  • The rules of the road apply to bicycles as well as motor vehicles. Always obey 'STOP' signs and red traffic lights, even if you're only wheeling your bike. Also, don't ride the wrong way up a one-way street.
  • Make sure your bike fits you. It is uncomfortable and potentially dangerous to ride a bike that's the wrong height.
  • An inexpensive set of plastic fenders will help keep rainwater and road grit off of you and your bike.
  • Wear bicycling gear. Gloves and bicycling glasses make the cycling experience safer and more enjoyable. Cycling shorts are specially lined and designed to prevent chafing. Try touring or off-road styles if you prefer a more modest look. Gear made specifically for cycling often works best, but is often expensive.
  • Practice in your backyard first, then move on to larger areas such as a park or trail.
  • Cycle in single file at all times. It is always good to have your cycle straight all the time.
  • Do not cycle on pavements. Use the designated cycle tracks.
  • Check your bicycle regularly to make sure that it is in good condition. If you do not check your cycle quite often, it might be badly ruined.


  • If you experience lasting numbness or pain from your bicycle seat, try a different seat. You should be putting most, if not all, of your weight on your "sitting bones", not your perineum (the space between your butt and your genitals), which is full of blood vessels and nerves and can cause serious discomfort when abused by a poor-fitting saddle (seat). If the numbness/pain persists, stop bicycling and consult your doctor. When riding for the first couple of days, some soreness is expected.
  • In case of clip-less pedals, you can unlock your foot by twisting it outward. Be sure to thoroughly test this first. You will want to make yourself used to this before heading into traffic, or falling over in front of companion cyclists.
  • If a car cuts you off or nearly topples you over and it's not your fault, never do the following:

    • Shout abusive language at the driver.
    • Make rude hand gestures at the driver.
    • Tailgate the driver to annoy him back.
    • Damage part of his car when passing.
  • Be careful at night. Make sure to use reflective gear and have lights on your bike when riding at night. A light, front or rear, is necessary, but both are recommended.
  • You could end up in a spot of trouble with the car driver (who may want to start a fight with you) or even the police.

Things You'll Need

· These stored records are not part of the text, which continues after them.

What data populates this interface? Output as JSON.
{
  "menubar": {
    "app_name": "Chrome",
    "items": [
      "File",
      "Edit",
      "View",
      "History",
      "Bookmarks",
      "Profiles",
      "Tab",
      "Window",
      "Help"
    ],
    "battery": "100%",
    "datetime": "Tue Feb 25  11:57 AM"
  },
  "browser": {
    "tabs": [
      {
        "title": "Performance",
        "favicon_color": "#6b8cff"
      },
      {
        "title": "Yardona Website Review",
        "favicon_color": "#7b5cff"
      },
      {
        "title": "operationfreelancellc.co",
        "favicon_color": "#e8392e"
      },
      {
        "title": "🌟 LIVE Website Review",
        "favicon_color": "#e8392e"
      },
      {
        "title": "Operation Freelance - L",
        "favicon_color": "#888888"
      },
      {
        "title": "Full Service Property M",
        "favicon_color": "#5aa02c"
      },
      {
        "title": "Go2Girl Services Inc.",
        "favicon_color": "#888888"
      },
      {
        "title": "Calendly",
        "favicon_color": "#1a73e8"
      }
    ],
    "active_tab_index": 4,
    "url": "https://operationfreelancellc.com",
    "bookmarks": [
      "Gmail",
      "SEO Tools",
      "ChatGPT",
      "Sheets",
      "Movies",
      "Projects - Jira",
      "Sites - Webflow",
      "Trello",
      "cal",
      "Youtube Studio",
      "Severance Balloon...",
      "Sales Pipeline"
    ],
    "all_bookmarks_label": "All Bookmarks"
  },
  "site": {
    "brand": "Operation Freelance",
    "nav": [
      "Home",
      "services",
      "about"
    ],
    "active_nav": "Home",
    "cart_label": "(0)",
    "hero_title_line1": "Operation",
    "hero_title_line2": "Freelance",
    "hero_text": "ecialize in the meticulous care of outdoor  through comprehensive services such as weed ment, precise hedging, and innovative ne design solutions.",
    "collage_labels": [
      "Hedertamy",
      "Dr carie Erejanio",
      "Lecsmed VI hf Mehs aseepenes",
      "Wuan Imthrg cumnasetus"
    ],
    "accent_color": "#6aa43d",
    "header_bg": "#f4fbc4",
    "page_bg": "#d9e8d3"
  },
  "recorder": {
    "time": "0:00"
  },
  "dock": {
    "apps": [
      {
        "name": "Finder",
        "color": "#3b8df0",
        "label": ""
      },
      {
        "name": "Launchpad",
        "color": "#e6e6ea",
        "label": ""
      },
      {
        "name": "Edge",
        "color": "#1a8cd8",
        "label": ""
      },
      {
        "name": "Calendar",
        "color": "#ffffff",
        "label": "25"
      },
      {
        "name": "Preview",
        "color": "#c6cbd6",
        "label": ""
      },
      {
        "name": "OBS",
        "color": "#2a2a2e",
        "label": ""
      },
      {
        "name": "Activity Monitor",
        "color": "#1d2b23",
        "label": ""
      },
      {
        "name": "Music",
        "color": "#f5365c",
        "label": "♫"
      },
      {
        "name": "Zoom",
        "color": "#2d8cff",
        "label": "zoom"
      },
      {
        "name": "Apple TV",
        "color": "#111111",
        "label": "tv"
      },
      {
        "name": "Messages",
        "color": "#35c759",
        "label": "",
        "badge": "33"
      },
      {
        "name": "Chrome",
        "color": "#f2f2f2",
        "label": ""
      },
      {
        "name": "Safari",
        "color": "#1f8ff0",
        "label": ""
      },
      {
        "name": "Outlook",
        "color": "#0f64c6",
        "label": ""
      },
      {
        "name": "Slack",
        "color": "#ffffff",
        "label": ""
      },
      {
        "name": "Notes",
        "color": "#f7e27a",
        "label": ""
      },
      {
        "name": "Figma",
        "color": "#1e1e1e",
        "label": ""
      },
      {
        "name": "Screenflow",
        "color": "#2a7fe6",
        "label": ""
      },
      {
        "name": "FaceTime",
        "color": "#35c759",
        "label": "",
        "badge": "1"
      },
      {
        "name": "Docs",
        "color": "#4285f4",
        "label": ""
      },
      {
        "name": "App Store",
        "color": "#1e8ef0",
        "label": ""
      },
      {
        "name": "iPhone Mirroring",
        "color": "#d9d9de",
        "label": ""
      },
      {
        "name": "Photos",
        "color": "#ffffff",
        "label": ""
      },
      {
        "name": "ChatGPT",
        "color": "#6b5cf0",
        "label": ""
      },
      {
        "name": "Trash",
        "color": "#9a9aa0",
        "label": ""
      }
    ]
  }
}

  • Bicycle
  • Bike Helmet (even if your country doesn't require it by law)
  • Reflectors
  • Front Light (White)
  • Rear Light (Red)
  • Optional: Cycling gear
  • Optional: Knee and elbow pads

Sources and Citations

Article Info

Categories: Bicycling